━━━ Provided records ━━━
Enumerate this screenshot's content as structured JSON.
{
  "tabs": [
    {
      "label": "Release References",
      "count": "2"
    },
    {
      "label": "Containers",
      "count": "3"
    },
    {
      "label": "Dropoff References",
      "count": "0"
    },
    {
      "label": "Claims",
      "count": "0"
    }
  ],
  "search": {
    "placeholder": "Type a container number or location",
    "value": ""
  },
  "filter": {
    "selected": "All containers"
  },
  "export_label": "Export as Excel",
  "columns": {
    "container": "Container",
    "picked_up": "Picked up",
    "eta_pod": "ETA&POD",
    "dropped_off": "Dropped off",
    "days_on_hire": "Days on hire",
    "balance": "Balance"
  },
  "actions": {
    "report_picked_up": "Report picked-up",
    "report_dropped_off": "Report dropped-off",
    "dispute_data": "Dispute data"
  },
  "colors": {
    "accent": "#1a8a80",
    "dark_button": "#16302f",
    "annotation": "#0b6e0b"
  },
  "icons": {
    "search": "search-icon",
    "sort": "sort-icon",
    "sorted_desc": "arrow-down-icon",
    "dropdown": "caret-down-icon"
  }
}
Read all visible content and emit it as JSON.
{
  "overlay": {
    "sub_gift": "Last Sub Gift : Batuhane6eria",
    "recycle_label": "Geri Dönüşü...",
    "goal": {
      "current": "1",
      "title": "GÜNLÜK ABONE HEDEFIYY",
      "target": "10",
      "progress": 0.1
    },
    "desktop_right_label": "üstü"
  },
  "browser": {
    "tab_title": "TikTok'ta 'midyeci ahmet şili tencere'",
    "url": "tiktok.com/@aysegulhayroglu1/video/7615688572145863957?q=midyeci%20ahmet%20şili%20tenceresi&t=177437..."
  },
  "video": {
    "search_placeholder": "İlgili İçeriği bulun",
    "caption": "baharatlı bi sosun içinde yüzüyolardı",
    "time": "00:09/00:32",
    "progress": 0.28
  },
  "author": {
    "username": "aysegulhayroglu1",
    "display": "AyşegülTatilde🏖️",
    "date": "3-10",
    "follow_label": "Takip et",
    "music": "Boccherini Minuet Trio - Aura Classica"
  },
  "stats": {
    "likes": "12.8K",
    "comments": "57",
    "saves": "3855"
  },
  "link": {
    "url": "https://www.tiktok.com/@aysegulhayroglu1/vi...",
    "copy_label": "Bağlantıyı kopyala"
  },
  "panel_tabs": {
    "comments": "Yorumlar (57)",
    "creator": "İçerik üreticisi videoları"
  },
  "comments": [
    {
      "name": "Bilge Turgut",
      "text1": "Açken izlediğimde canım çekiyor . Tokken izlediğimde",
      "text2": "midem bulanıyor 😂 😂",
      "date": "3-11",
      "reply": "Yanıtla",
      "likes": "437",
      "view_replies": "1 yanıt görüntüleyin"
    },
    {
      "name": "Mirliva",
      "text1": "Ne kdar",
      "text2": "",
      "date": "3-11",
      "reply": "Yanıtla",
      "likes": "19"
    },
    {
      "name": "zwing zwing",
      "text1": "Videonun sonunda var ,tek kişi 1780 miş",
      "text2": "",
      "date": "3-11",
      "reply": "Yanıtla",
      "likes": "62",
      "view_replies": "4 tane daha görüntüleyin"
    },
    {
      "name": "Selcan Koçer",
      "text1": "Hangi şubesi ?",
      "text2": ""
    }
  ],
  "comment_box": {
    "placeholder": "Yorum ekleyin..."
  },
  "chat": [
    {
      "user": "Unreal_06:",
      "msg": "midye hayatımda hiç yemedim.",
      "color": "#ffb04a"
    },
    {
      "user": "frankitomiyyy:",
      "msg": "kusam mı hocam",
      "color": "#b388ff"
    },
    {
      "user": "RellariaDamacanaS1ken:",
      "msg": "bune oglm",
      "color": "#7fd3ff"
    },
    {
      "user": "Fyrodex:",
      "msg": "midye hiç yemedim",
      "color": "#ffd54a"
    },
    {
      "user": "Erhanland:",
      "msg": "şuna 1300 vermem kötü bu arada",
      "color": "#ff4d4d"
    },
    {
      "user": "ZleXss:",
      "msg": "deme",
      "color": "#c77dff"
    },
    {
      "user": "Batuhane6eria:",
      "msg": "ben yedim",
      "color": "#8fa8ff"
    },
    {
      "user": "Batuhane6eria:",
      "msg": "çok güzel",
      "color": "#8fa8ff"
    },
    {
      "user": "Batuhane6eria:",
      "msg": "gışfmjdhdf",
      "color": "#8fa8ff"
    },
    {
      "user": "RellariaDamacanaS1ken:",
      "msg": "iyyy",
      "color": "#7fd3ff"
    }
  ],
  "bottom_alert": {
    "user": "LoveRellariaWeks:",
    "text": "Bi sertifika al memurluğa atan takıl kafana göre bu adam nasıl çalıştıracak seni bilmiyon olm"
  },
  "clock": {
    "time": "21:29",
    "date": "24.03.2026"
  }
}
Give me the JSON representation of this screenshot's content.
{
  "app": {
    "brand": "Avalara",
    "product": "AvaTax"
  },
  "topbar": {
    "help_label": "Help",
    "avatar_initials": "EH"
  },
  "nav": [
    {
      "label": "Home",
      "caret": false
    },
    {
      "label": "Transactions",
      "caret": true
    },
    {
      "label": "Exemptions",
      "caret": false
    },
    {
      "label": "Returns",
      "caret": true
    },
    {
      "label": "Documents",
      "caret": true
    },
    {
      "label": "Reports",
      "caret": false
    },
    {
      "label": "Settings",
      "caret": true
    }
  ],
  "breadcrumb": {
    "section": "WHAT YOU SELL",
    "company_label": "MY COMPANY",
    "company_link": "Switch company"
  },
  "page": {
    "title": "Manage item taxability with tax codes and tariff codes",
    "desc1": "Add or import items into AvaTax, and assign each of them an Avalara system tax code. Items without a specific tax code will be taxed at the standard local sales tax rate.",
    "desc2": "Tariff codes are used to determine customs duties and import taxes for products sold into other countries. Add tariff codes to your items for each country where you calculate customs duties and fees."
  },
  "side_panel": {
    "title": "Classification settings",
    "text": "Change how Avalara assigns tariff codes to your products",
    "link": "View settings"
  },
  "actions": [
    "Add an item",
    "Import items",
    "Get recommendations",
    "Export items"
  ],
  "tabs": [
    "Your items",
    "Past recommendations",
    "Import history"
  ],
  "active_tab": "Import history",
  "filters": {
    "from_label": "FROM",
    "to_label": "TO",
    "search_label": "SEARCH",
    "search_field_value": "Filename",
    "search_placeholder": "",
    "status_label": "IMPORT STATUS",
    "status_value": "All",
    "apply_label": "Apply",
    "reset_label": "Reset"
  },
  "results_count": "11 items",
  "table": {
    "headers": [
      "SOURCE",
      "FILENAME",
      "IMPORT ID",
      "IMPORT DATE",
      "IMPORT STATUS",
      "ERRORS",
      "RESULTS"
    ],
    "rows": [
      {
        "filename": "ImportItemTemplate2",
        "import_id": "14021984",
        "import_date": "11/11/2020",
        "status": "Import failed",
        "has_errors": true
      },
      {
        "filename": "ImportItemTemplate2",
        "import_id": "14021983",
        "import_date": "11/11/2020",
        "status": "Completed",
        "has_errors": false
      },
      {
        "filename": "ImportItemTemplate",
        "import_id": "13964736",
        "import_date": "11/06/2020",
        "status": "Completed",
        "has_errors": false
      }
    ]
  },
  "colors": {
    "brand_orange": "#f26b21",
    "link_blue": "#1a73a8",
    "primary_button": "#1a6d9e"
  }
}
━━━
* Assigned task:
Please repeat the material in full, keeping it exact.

* Output:
Enumerate this screenshot's content as structured JSON.
{
  "tabs": [
    {
      "label": "Release References",
      "count": "2"
    },
    {
      "label": "Containers",
      "count": "3"
    },
    {
      "label": "Dropoff References",
      "count": "0"
    },
    {
      "label": "Claims",
      "count": "0"
    }
  ],
  "search": {
    "placeholder": "Type a container number or location",
    "value": ""
  },
  "filter": {
    "selected": "All containers"
  },
  "export_label": "Export as Excel",
  "columns": {
    "container": "Container",
    "picked_up": "Picked up",
    "eta_pod": "ETA&POD",
    "dropped_off": "Dropped off",
    "days_on_hire": "Days on hire",
    "balance": "Balance"
  },
  "actions": {
    "report_picked_up": "Report picked-up",
    "report_dropped_off": "Report dropped-off",
    "dispute_data": "Dispute data"
  },
  "colors": {
    "accent": "#1a8a80",
    "dark_button": "#16302f",
    "annotation": "#0b6e0b"
  },
  "icons": {
    "search": "search-icon",
    "sort": "sort-icon",
    "sorted_desc": "arrow-down-icon",
    "dropdown": "caret-down-icon"
  }
}
Read all visible content and emit it as JSON.
{
  "overlay": {
    "sub_gift": "Last Sub Gift : Batuhane6eria",
    "recycle_label": "Geri Dönüşü...",
    "goal": {
      "current": "1",
      "title": "GÜNLÜK ABONE HEDEFIYY",
      "target": "10",
      "progress": 0.1
    },
    "desktop_right_label": "üstü"
  },
  "browser": {
    "tab_title": "TikTok'ta 'midyeci ahmet şili tencere'",
    "url": "tiktok.com/@aysegulhayroglu1/video/7615688572145863957?q=midyeci%20ahmet%20şili%20tenceresi&t=177437..."
  },
  "video": {
    "search_placeholder": "İlgili İçeriği bulun",
    "caption": "baharatlı bi sosun içinde yüzüyolardı",
    "time": "00:09/00:32",
    "progress": 0.28
  },
  "author": {
    "username": "aysegulhayroglu1",
    "display": "AyşegülTatilde🏖️",
    "date": "3-10",
    "follow_label": "Takip et",
    "music": "Boccherini Minuet Trio - Aura Classica"
  },
  "stats": {
    "likes": "12.8K",
    "comments": "57",
    "saves": "3855"
  },
  "link": {
    "url": "https://www.tiktok.com/@aysegulhayroglu1/vi...",
    "copy_label": "Bağlantıyı kopyala"
  },
  "panel_tabs": {
    "comments": "Yorumlar (57)",
    "creator": "İçerik üreticisi videoları"
  },
  "comments": [
    {
      "name": "Bilge Turgut",
      "text1": "Açken izlediğimde canım çekiyor . Tokken izlediğimde",
      "text2": "midem bulanıyor 😂 😂",
      "date": "3-11",
      "reply": "Yanıtla",
      "likes": "437",
      "view_replies": "1 yanıt görüntüleyin"
    },
    {
      "name": "Mirliva",
      "text1": "Ne kdar",
      "text2": "",
      "date": "3-11",
      "reply": "Yanıtla",
      "likes": "19"
    },
    {
      "name": "zwing zwing",
      "text1": "Videonun sonunda var ,tek kişi 1780 miş",
      "text2": "",
      "date": "3-11",
      "reply": "Yanıtla",
      "likes": "62",
      "view_replies": "4 tane daha görüntüleyin"
    },
    {
      "name": "Selcan Koçer",
      "text1": "Hangi şubesi ?",
      "text2": ""
    }
  ],
  "comment_box": {
    "placeholder": "Yorum ekleyin..."
  },
  "chat": [
    {
      "user": "Unreal_06:",
      "msg": "midye hayatımda hiç yemedim.",
      "color": "#ffb04a"
    },
    {
      "user": "frankitomiyyy:",
      "msg": "kusam mı hocam",
      "color": "#b388ff"
    },
    {
      "user": "RellariaDamacanaS1ken:",
      "msg": "bune oglm",
      "color": "#7fd3ff"
    },
    {
      "user": "Fyrodex:",
      "msg": "midye hiç yemedim",
      "color": "#ffd54a"
    },
    {
      "user": "Erhanland:",
      "msg": "şuna 1300 vermem kötü bu arada",
      "color": "#ff4d4d"
    },
    {
      "user": "ZleXss:",
      "msg": "deme",
      "color": "#c77dff"
    },
    {
      "user": "Batuhane6eria:",
      "msg": "ben yedim",
      "color": "#8fa8ff"
    },
    {
      "user": "Batuhane6eria:",
      "msg": "çok güzel",
      "color": "#8fa8ff"
    },
    {
      "user": "Batuhane6eria:",
      "msg": "gışfmjdhdf",
      "color": "#8fa8ff"
    },
    {
      "user": "RellariaDamacanaS1ken:",
      "msg": "iyyy",
      "color": "#7fd3ff"
    }
  ],
  "bottom_alert": {
    "user": "LoveRellariaWeks:",
    "text": "Bi sertifika al memurluğa atan takıl kafana göre bu adam nasıl çalıştıracak seni bilmiyon olm"
  },
  "clock": {
    "time": "21:29",
    "date": "24.03.2026"
  }
}
Give me the JSON representation of this screenshot's content.
{
  "app": {
    "brand": "Avalara",
    "product": "AvaTax"
  },
  "topbar": {
    "help_label": "Help",
    "avatar_initials": "EH"
  },
  "nav": [
    {
      "label": "Home",
      "caret": false
    },
    {
      "label": "Transactions",
      "caret": true
    },
    {
      "label": "Exemptions",
      "caret": false
    },
    {
      "label": "Returns",
      "caret": true
    },
    {
      "label": "Documents",
      "caret": true
    },
    {
      "label": "Reports",
      "caret": false
    },
    {
      "label": "Settings",
      "caret": true
    }
  ],
  "breadcrumb": {
    "section": "WHAT YOU SELL",
    "company_label": "MY COMPANY",
    "company_link": "Switch company"
  },
  "page": {
    "title": "Manage item taxability with tax codes and tariff codes",
    "desc1": "Add or import items into AvaTax, and assign each of them an Avalara system tax code. Items without a specific tax code will be taxed at the standard local sales tax rate.",
    "desc2": "Tariff codes are used to determine customs duties and import taxes for products sold into other countries. Add tariff codes to your items for each country where you calculate customs duties and fees."
  },
  "side_panel": {
    "title": "Classification settings",
    "text": "Change how Avalara assigns tariff codes to your products",
    "link": "View settings"
  },
  "actions": [
    "Add an item",
    "Import items",
    "Get recommendations",
    "Export items"
  ],
  "tabs": [
    "Your items",
    "Past recommendations",
    "Import history"
  ],
  "active_tab": "Import history",
  "filters": {
    "from_label": "FROM",
    "to_label": "TO",
    "search_label": "SEARCH",
    "search_field_value": "Filename",
    "search_placeholder": "",
    "status_label": "IMPORT STATUS",
    "status_value": "All",
    "apply_label": "Apply",
    "reset_label": "Reset"
  },
  "results_count": "11 items",
  "table": {
    "headers": [
      "SOURCE",
      "FILENAME",
      "IMPORT ID",
      "IMPORT DATE",
      "IMPORT STATUS",
      "ERRORS",
      "RESULTS"
    ],
    "rows": [
      {
        "filename": "ImportItemTemplate2",
        "import_id": "14021984",
        "import_date": "11/11/2020",
        "status": "Import failed",
        "has_errors": true
      },
      {
        "filename": "ImportItemTemplate2",
        "import_id": "14021983",
        "import_date": "11/11/2020",
        "status": "Completed",
        "has_errors": false
      },
      {
        "filename": "ImportItemTemplate",
        "import_id": "13964736",
        "import_date": "11/06/2020",
        "status": "Completed",
        "has_errors": false
      }
    ]
  },
  "colors": {
    "brand_orange": "#f26b21",
    "link_blue": "#1a73a8",
    "primary_button": "#1a6d9e"
  }
}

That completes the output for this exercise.